Street Art and Graffiti: A Dissertation was released at the People’s Republic of Stokes Croft alongside a show called “Cut Out and Keep”.
John D’Oh produced this exhibition of guerrilla art to protest and voice concerns over the removal & sale of high-profile pieces of public street art by corporate groups, including several Banksy works.
This is no generic coffee table art book. Street Art and Graffiti provides an insider view of street art and is essential reading for teachers and students working on Urban Art projects. It contains an in-depth exploration of the practices, concepts, and developments of street art that can easily be understood by more general admirers of graffiti and scholars alike.

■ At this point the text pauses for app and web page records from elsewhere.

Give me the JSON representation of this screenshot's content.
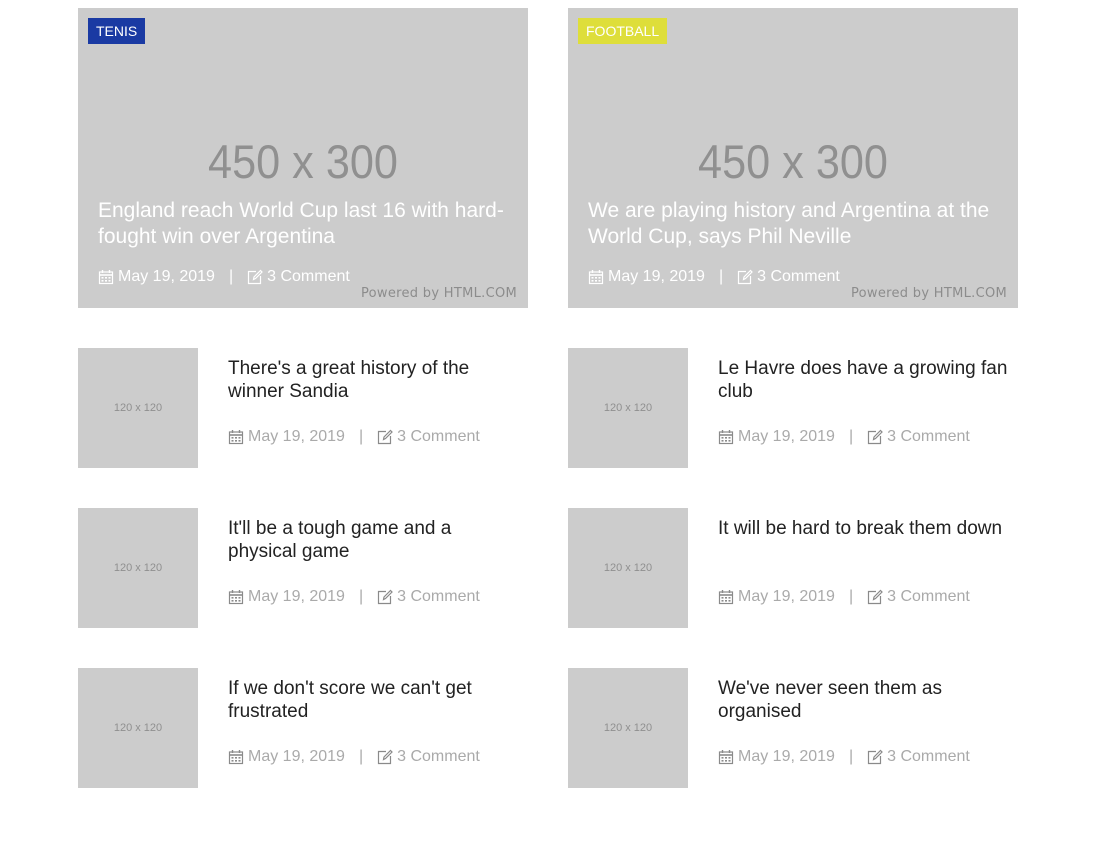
{
  "colors": {
    "placeholder_bg": "#cccccc",
    "tenis_badge": "#1a3aa3",
    "football_badge": "#dede3a"
  },
  "features": [
    {
      "badge": "TENIS",
      "badge_color": "#1a3aa3",
      "placeholder": "450 x 300",
      "headline": "England reach World Cup last 16 with hard-fought win over Argentina",
      "date": "May 19, 2019",
      "separator": "|",
      "comments": "3 Comment",
      "powered": "Powered by HTML.COM"
    },
    {
      "badge": "FOOTBALL",
      "badge_color": "#dede3a",
      "placeholder": "450 x 300",
      "headline": "We are playing history and Argentina at the World Cup, says Phil Neville",
      "date": "May 19, 2019",
      "separator": "|",
      "comments": "3 Comment",
      "powered": "Powered by HTML.COM"
    }
  ],
  "left_items": [
    {
      "placeholder": "120 x 120",
      "title": "There's a great history of the winner Sandia",
      "date": "May 19, 2019",
      "separator": "|",
      "comments": "3 Comment"
    },
    {
      "placeholder": "120 x 120",
      "title": "It'll be a tough game and a physical game",
      "date": "May 19, 2019",
      "separator": "|",
      "comments": "3 Comment"
    },
    {
      "placeholder": "120 x 120",
      "title": "If we don't score we can't get frustrated",
      "date": "May 19, 2019",
      "separator": "|",
      "comments": "3 Comment"
    }
  ],
  "right_items": [
    {
      "placeholder": "120 x 120",
      "title": "Le Havre does have a growing fan club",
      "date": "May 19, 2019",
      "separator": "|",
      "comments": "3 Comment"
    },
    {
      "placeholder": "120 x 120",
      "title": "It will be hard to break them down",
      "date": "May 19, 2019",
      "separator": "|",
      "comments": "3 Comment"
    },
    {
      "placeholder": "120 x 120",
      "title": "We've never seen them as organised",
      "date": "May 19, 2019",
      "separator": "|",
      "comments": "3 Comment"
    }
  ],
  "icons": {
    "date": "calendar-icon",
    "comments": "edit-icon"
  }
}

The text has previously been purchased by schools and other education establishments in order to inform students and frame debates about an art form that inherently raises issues about the differences between the public and private spheres, between anonymity and identity, and between artistic expression and personal responsibility to others.
This book recounts how and why my images, sculptures, and stunts made it into many local and national newspapers and in doing so, it examines the politics, culture, and theory of street art using concrete and contemporary examples.
Some of the many relevant topics discussed within the book include the physical appropriation of street art by private companies, the future of graffiti in a highly technological age, and the relationship between advertising and Urban Art.
The artist produced this book after being asked over a number of years to help students with their dissertations, examining various aspects of street art and in response to interest from academics looking for behind-the-scenes insights into the art form.
He also hopes that it can be read as a personal, enjoyable and sometimes humorous journey through artwork, the situational nature of street art, which includes putting up stencils in bad weather and in hard-to-reach places, is often overlooked by general writers on the topic.